Dataset rows describing interfaces
-------

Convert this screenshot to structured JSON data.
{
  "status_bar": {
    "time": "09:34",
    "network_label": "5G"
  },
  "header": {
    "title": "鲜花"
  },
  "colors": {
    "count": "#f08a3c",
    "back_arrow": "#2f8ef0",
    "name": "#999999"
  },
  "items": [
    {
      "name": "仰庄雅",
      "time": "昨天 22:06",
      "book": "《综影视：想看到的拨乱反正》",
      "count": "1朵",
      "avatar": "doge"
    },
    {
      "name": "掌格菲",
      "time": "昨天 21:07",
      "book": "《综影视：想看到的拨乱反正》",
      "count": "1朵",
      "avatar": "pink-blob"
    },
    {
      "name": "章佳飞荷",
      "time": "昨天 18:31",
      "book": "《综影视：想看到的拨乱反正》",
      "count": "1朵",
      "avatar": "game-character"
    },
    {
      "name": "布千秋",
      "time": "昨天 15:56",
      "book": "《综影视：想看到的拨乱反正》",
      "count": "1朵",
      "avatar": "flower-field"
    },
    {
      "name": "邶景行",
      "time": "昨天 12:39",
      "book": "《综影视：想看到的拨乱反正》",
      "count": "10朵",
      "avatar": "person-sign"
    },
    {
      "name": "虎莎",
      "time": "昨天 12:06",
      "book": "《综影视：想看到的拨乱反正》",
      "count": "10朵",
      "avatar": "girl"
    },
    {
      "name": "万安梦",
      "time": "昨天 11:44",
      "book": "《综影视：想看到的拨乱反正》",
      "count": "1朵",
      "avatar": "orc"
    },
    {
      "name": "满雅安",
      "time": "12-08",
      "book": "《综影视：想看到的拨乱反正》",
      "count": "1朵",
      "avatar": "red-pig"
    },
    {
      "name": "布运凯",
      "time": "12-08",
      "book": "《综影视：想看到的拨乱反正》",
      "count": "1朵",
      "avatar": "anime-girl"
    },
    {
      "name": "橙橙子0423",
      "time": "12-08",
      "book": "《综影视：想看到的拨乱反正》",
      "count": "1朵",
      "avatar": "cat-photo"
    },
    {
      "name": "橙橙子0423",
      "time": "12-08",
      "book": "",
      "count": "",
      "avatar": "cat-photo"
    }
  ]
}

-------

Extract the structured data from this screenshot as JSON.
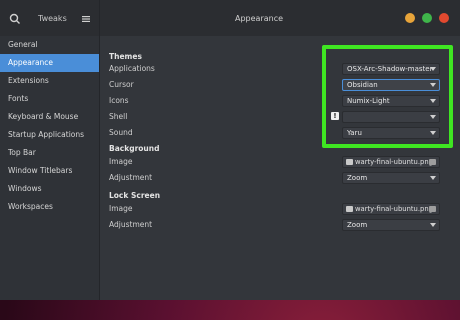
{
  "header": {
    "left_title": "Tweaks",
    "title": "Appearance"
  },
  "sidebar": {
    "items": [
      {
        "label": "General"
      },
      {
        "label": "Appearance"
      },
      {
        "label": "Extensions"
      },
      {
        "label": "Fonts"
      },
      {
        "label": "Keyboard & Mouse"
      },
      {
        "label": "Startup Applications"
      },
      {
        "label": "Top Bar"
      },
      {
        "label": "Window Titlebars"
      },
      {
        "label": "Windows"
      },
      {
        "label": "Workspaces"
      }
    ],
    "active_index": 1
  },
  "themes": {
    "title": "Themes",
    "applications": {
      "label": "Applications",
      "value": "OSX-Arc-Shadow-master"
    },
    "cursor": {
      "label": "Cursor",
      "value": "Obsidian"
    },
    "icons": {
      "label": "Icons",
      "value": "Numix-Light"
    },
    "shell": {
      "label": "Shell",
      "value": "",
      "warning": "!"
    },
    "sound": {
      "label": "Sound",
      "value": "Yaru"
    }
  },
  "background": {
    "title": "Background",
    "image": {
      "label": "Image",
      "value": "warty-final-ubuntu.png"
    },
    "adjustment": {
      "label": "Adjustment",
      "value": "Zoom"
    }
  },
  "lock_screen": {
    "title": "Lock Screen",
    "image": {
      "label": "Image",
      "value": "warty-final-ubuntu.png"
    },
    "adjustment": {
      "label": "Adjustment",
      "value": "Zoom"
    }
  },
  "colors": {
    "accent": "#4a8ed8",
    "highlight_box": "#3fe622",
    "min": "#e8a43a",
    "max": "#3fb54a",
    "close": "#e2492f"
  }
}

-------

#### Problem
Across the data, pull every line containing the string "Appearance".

#### Answer
    "title": "Appearance"
        "label": "Appearance"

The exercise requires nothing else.